Supreme Court Associate Justice Elena Kagan considers Sandra Day O’Connor one of the most important justices to have ever sat on the bench of the highest court in the United States. Not just because O’Connor was the first woman to have done so — and in that way inspiring and influencing a generation of women after her.
But because, as the justice who frequently cast the deciding vote on the hot-button issues that made it to the Supreme Court, “she did so in a way that demonstrated extraordinary wisdom, that understood something about this nation, about the people who inhabit it, about what they would and would not stand for, and about what their best values were,” said Kagan. “We are such a better nation because of her decisions and her votes.”
Kagan, the Court’s fourth female justice, spoke at the inaugural event of the Sandra Day O’Connor Conversation Series, hosted by the Aspen Institute Justice and Society Program. Turning from the past to the present day, she discussed the unique challenge the Supreme Court faced when Justice Scalia died, leaving an eight-member body for the better part of two terms, until Justice Gorsuch was sworn in to fill the vacancy in April 2017.
“That two-year period had one silver lining,” said Kagan, prefacing her remarks by noting that there’s a reason appellate courts have odd numbers of members: to guarantee a court can do its job, which is to decide cases.
“We did keep issuing decisions, because all of us were committed to trying to issue decisions. Every four-four decision, where we throw up our hands and uphold the decision of the lower court, is a failure on the part of the Court. So we worked very hard to reach consensus and to find ways to agree that might not have been very obvious. I think that was a good thing for us to learn.
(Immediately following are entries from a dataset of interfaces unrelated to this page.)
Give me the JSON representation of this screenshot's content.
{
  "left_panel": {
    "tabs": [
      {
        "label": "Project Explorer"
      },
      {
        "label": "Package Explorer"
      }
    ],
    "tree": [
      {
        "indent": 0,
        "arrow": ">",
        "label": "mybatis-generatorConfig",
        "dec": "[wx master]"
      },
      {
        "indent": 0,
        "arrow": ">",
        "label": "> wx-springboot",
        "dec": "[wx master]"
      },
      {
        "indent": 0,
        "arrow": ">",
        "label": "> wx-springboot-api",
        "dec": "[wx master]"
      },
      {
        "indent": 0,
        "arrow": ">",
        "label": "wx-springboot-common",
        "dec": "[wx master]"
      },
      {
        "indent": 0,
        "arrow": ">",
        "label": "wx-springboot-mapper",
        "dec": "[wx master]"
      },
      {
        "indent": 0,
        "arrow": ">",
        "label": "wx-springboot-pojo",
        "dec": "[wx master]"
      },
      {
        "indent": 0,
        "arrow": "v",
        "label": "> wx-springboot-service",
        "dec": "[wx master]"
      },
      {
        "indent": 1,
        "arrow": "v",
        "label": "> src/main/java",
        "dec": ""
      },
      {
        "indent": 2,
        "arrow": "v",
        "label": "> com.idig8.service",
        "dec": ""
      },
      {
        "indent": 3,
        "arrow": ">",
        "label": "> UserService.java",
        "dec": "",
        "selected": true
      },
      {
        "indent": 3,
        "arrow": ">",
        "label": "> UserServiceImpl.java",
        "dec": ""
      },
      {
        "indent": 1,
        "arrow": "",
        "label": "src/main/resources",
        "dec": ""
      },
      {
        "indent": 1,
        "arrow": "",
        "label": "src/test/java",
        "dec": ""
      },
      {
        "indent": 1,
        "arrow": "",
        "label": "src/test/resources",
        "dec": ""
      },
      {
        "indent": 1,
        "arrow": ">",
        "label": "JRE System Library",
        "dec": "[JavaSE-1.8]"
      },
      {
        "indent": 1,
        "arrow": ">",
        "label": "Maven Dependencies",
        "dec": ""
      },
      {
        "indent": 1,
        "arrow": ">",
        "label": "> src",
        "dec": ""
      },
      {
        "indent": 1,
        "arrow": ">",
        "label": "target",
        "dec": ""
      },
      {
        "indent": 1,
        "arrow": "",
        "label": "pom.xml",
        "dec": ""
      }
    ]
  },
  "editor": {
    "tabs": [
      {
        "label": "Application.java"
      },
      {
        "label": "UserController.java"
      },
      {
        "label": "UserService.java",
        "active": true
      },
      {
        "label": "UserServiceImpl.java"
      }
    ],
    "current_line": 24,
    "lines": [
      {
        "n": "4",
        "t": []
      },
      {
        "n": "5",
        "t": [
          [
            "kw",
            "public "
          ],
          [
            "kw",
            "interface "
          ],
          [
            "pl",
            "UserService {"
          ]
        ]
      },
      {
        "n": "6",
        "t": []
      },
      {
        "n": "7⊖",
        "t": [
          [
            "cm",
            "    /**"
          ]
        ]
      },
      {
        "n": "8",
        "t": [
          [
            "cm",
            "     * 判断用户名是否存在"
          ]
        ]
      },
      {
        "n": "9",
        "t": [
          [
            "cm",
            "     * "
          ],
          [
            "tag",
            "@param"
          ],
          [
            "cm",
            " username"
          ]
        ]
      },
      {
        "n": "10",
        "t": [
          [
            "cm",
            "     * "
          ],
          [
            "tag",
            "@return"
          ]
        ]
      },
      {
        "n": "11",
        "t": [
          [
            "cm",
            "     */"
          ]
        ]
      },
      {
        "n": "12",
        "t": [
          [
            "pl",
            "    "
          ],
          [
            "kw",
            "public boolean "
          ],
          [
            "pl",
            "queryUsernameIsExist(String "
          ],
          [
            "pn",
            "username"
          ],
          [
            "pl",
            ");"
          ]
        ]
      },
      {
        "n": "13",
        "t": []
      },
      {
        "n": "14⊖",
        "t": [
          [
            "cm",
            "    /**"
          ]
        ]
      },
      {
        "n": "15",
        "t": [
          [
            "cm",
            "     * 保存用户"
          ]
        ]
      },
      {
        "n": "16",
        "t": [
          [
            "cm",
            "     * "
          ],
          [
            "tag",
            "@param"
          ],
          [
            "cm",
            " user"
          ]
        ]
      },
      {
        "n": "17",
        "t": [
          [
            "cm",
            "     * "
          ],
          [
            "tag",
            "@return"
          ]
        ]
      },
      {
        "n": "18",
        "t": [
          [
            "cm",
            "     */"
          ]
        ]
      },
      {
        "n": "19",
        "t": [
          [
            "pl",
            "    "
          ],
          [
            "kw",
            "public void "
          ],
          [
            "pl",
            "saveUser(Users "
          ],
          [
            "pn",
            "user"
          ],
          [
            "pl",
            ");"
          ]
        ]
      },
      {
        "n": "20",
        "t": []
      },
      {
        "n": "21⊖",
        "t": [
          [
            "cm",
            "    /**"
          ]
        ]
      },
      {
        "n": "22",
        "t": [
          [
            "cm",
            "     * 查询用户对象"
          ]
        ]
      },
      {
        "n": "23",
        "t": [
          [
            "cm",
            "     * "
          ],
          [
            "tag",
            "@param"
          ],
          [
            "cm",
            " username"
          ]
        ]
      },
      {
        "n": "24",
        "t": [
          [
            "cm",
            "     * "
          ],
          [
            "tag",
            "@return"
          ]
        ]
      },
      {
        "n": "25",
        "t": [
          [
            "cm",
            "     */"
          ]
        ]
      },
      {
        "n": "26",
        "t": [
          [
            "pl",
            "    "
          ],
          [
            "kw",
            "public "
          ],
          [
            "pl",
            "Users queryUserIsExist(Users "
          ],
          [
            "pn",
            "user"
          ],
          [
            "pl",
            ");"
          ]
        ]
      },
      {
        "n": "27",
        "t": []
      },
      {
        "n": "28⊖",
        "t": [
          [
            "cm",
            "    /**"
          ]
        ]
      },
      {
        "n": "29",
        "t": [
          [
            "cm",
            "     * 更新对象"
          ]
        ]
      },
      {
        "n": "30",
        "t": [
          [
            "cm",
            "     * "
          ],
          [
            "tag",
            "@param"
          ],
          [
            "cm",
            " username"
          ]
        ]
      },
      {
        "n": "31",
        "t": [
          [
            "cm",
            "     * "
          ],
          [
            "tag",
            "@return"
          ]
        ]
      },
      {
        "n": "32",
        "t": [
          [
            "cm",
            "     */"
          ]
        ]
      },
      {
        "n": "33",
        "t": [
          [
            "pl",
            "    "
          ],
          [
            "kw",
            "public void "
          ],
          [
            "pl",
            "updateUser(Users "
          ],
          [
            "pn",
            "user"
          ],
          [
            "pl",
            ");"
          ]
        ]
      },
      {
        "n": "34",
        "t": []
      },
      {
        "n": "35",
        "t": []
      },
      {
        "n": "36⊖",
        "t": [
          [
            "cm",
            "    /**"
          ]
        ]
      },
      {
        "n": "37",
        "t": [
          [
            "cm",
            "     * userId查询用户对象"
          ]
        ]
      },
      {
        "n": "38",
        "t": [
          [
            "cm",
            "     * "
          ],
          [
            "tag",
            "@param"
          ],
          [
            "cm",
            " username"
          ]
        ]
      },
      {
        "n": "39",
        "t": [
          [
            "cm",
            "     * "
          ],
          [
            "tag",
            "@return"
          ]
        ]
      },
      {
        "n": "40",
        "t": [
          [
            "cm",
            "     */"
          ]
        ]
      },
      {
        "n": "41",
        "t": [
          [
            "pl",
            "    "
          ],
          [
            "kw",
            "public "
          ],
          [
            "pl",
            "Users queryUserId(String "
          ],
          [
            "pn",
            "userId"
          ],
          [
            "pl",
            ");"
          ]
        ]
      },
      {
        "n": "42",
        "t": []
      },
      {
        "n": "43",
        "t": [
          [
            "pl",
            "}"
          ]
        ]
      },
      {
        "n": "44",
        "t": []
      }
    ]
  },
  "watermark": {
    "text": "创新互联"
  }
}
And I hope we continue to go the extra mile to see if we can find ways to build bridges across seeming differences and to develop more consensus than you think might exist.”
Whether consensus can be found or not, the decisions that justices make, often on highly charged political issues, should be respected, Kagan said, in response to a question about the perception of judges being influenced by popular or political will.
Although the judiciary shouldn’t be immune from criticism, “we’re a constitutional democracy, not a pure democracy, and that means the judiciary has an important role to play in policing the boundaries of all the other branches,” Kagan noted. “And that can make the judiciary an unpopular set of people–when we say to a governor, or a President, or Congress, that you can’t do that because it’s not within your constitutional powers or it infringes on an individual’s rights. Those decisions can be criticized, but I think it’s one of the great glories of this American constitutional democracy. For the great majority of the time, however unhappy other governmental actors were with the court and the court’s decision, they understood that that was the court’s role and they respected the court’s judgment.”